Calexico are unique in today’s indie music scene. The Tucson, Arizona-based band blends rock and roll and Americana with influences of the American Southwest and the Mexican border, in particular from the Tejano and Mariachi traditions, to create a sound that is all their own and instantly recognizable. Core members Joey Burns and John Convertino have been at it for quite some time now, with over two decades in the project under their belts. They released The Thread That Keeps Us, their ninth regular album (not counting their many EPs, self-released side projects, soundtracks, and live albums over the years), earlier this year to universal critical acclaim. Their tour brought them to Washington, DC on Friday, where they played at the Lincoln Theatre to a dedicated crowd of fans.
Starting off all the way back at their second album The Black Light from 1998, the band opened the set with an amalgamation of parts of two tracks, the instrumental “Frontera” with the lyrics of “Trigger.” The band has been performing these songs this way for years, and at this point it seems almost hard to believe they were two separate tracks.
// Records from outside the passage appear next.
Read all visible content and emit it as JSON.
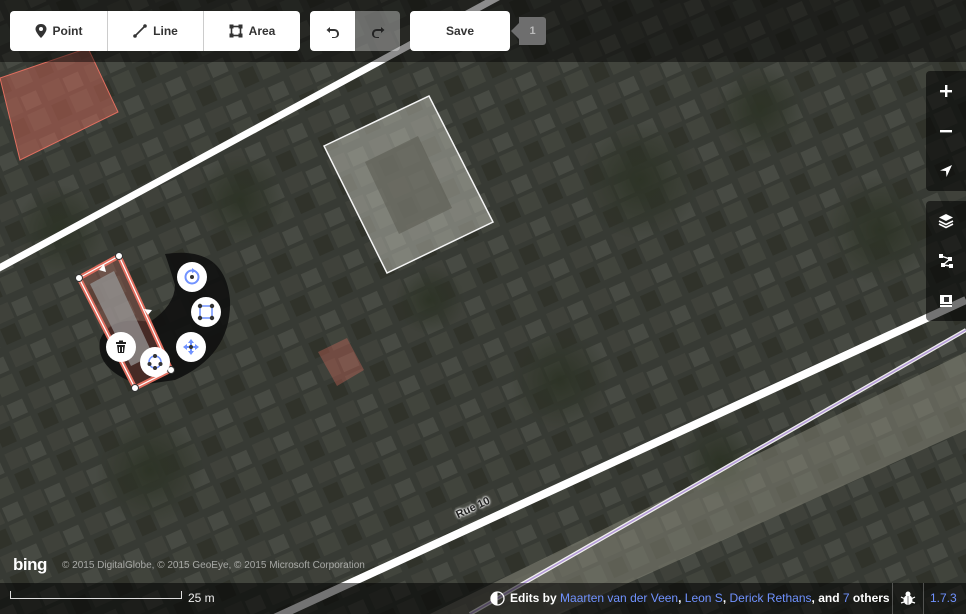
{
  "toolbar": {
    "point_label": "Point",
    "line_label": "Line",
    "area_label": "Area",
    "save_label": "Save",
    "save_count": "1"
  },
  "map": {
    "street_label": "Rue 10",
    "imagery_logo": "bing",
    "imagery_attribution": "© 2015 DigitalGlobe, © 2015 GeoEye, © 2015 Microsoft Corporation"
  },
  "radial_menu": {
    "items": [
      "delete-icon",
      "circularize-icon",
      "orthogonalize-icon",
      "move-icon",
      "rotate-icon"
    ]
  },
  "map_controls": {
    "zoom_in": "+",
    "zoom_out": "−",
    "icons": [
      "geolocate-icon",
      "layers-icon",
      "map-data-icon",
      "help-icon"
    ]
  },
  "footer": {
    "scale_label": "25 m",
    "edits_by_label": "Edits by",
    "contributors": [
      "Maarten van der Veen",
      "Leon S",
      "Derick Rethans"
    ],
    "and_label": "and",
    "others_count": "7",
    "others_label": "others",
    "version": "1.7.3"
  },
  "colors": {
    "accent": "#7092ff",
    "selected_area": "#e06e5f",
    "road": "#ffffff",
    "track": "#bca9e1"
  }
}
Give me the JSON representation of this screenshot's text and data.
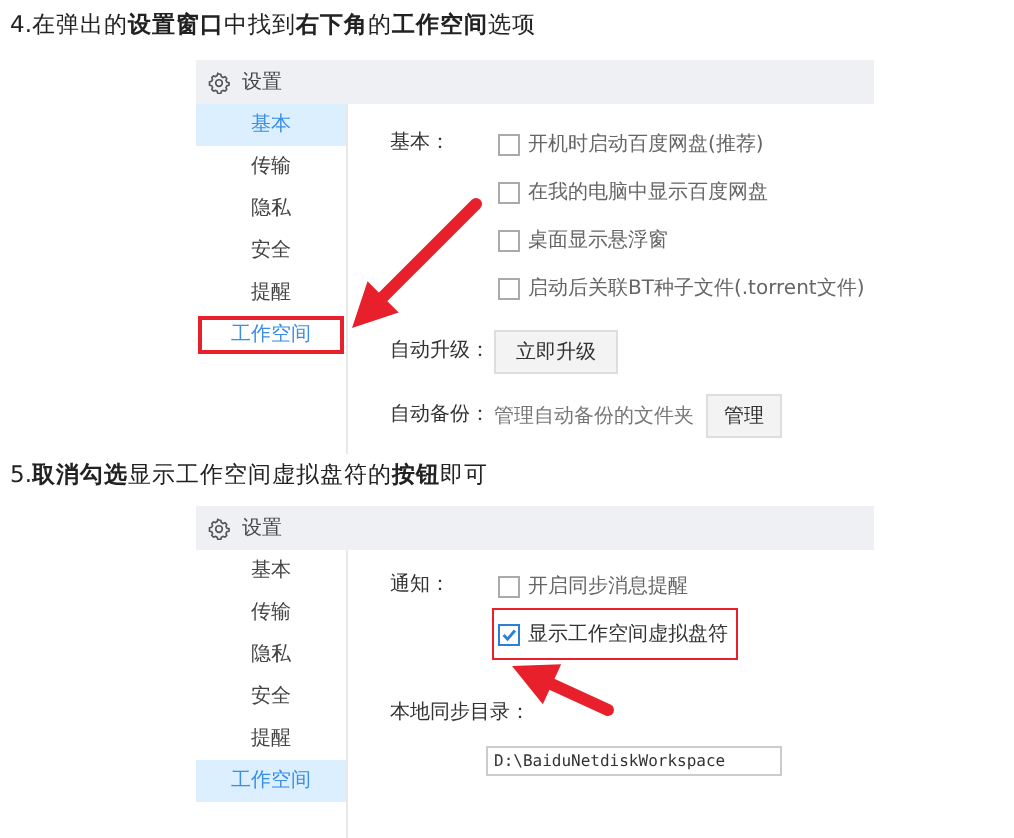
{
  "steps": [
    {
      "heading": "4.在弹出的**设置窗口**中找到**右下角**的**工作空间**选项",
      "window": {
        "title": "设置",
        "sidebar": [
          {
            "label": "基本",
            "selected": true,
            "highlighted": false
          },
          {
            "label": "传输",
            "selected": false,
            "highlighted": false
          },
          {
            "label": "隐私",
            "selected": false,
            "highlighted": false
          },
          {
            "label": "安全",
            "selected": false,
            "highlighted": false
          },
          {
            "label": "提醒",
            "selected": false,
            "highlighted": false
          },
          {
            "label": "工作空间",
            "selected": false,
            "highlighted": true
          }
        ],
        "rows": [
          {
            "kind": "checks",
            "label": "基本：",
            "items": [
              {
                "label": "开机时启动百度网盘(推荐)",
                "checked": false,
                "highlighted": false
              },
              {
                "label": "在我的电脑中显示百度网盘",
                "checked": false,
                "highlighted": false
              },
              {
                "label": "桌面显示悬浮窗",
                "checked": false,
                "highlighted": false
              },
              {
                "label": "启动后关联BT种子文件(.torrent文件)",
                "checked": false,
                "highlighted": false
              }
            ]
          },
          {
            "kind": "button",
            "label": "自动升级：",
            "button": "立即升级"
          },
          {
            "kind": "manage",
            "label": "自动备份：",
            "text": "管理自动备份的文件夹",
            "button": "管理"
          }
        ]
      }
    },
    {
      "heading": "5.**取消勾选**显示工作空间虚拟盘符的**按钮**即可",
      "window": {
        "title": "设置",
        "sidebar": [
          {
            "label": "基本",
            "selected": false,
            "highlighted": false
          },
          {
            "label": "传输",
            "selected": false,
            "highlighted": false
          },
          {
            "label": "隐私",
            "selected": false,
            "highlighted": false
          },
          {
            "label": "安全",
            "selected": false,
            "highlighted": false
          },
          {
            "label": "提醒",
            "selected": false,
            "highlighted": false
          },
          {
            "label": "工作空间",
            "selected": true,
            "highlighted": false
          }
        ],
        "rows": [
          {
            "kind": "checks",
            "label": "通知：",
            "items": [
              {
                "label": "开启同步消息提醒",
                "checked": false,
                "highlighted": false
              },
              {
                "label": "显示工作空间虚拟盘符",
                "checked": true,
                "highlighted": true
              }
            ]
          },
          {
            "kind": "path",
            "label": "本地同步目录：",
            "value": "D:\\BaiduNetdiskWorkspace"
          }
        ]
      }
    }
  ]
}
The music, like many of Calexico’s songs, invokes imagery of the desert Southwest, the lyrics a tale of murder to rival the darkest Western. From there it was on to the much more uplifting (even if the title may hint otherwise) “End of the World with You,” the opening track of the new album. The band’s 21-song setlist drew heavily from the album, including nine of its fifteen tracks including many that are bound to become staples of the live show for years to come like “Voices in the Field,” “Under the Wheels,” and “Flores y Tamales.”
In fact, if the band had only stuck to these new tracks, it would have been a good show. But Calexico is a band that likes to please their audience, and several days prior to the start of the tour they had put out a call for requests. These filled the setlist in abundance, ranging from “Stray” from The Black Light, to “Two Silver Trees” and “Inspiración” from 2006’s Garden Ruin, to the band’s cover of Love’s “Alone Again Or” from 2004’s Convict Pool EP. For the encore, Burns played a stripped-down version of “Fortune Teller” (from 2012’s Algiers) accompanied only by violin and upright bass, and then took a turn on the keyboards for one more new song, “Another Space.” Closing out the nearly two-hour set with “Güero Canelo” (from 2003’s Feast of Wire), it was certain that no one left unsatisfied.
Chicago-based experimental singer-songwriter Ryley Walker opened the show, joined by guitarist Bill MacKay. Walker’s latest album Deafman Glance comes out on Dead Oceans on May 18th.